• Instructions for the task:
Your task is to return the data below, word for word.

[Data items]

:::::

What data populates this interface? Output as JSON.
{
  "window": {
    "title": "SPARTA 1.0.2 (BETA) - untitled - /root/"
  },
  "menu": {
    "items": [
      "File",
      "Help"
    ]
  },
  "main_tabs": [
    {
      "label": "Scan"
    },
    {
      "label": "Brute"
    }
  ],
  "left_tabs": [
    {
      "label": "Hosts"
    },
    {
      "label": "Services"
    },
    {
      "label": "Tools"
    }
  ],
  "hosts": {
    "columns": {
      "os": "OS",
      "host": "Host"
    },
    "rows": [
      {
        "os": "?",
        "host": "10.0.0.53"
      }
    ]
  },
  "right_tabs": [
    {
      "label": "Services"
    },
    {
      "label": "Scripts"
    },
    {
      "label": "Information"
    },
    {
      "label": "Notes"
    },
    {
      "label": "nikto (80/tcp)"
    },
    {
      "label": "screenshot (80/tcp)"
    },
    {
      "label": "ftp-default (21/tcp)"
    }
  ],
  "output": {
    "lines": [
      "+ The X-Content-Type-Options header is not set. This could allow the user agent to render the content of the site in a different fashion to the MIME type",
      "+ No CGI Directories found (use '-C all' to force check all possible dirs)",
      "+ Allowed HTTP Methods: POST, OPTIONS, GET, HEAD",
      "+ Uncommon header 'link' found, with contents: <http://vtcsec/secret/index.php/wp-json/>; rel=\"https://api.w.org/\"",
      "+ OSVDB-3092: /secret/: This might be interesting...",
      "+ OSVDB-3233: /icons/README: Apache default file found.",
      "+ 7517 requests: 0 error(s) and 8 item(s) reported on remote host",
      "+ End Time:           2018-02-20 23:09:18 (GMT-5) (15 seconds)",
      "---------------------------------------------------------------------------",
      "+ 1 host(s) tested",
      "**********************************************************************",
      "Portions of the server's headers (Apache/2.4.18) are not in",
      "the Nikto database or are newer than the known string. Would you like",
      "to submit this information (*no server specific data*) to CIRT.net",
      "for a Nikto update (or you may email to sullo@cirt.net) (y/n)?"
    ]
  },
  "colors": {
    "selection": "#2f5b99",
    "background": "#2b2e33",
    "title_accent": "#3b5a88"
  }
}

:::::

• Response to the task:
What data populates this interface? Output as JSON.
{
  "window": {
    "title": "SPARTA 1.0.2 (BETA) - untitled - /root/"
  },
  "menu": {
    "items": [
      "File",
      "Help"
    ]
  },
  "main_tabs": [
    {
      "label": "Scan"
    },
    {
      "label": "Brute"
    }
  ],
  "left_tabs": [
    {
      "label": "Hosts"
    },
    {
      "label": "Services"
    },
    {
      "label": "Tools"
    }
  ],
  "hosts": {
    "columns": {
      "os": "OS",
      "host": "Host"
    },
    "rows": [
      {
        "os": "?",
        "host": "10.0.0.53"
      }
    ]
  },
  "right_tabs": [
    {
      "label": "Services"
    },
    {
      "label": "Scripts"
    },
    {
      "label": "Information"
    },
    {
      "label": "Notes"
    },
    {
      "label": "nikto (80/tcp)"
    },
    {
      "label": "screenshot (80/tcp)"
    },
    {
      "label": "ftp-default (21/tcp)"
    }
  ],
  "output": {
    "lines": [
      "+ The X-Content-Type-Options header is not set. This could allow the user agent to render the content of the site in a different fashion to the MIME type",
      "+ No CGI Directories found (use '-C all' to force check all possible dirs)",
      "+ Allowed HTTP Methods: POST, OPTIONS, GET, HEAD",
      "+ Uncommon header 'link' found, with contents: <http://vtcsec/secret/index.php/wp-json/>; rel=\"https://api.w.org/\"",
      "+ OSVDB-3092: /secret/: This might be interesting...",
      "+ OSVDB-3233: /icons/README: Apache default file found.",
      "+ 7517 requests: 0 error(s) and 8 item(s) reported on remote host",
      "+ End Time:           2018-02-20 23:09:18 (GMT-5) (15 seconds)",
      "---------------------------------------------------------------------------",
      "+ 1 host(s) tested",
      "**********************************************************************",
      "Portions of the server's headers (Apache/2.4.18) are not in",
      "the Nikto database or are newer than the known string. Would you like",
      "to submit this information (*no server specific data*) to CIRT.net",
      "for a Nikto update (or you may email to sullo@cirt.net) (y/n)?"
    ]
  },
  "colors": {
    "selection": "#2f5b99",
    "background": "#2b2e33",
    "title_accent": "#3b5a88"
  }
}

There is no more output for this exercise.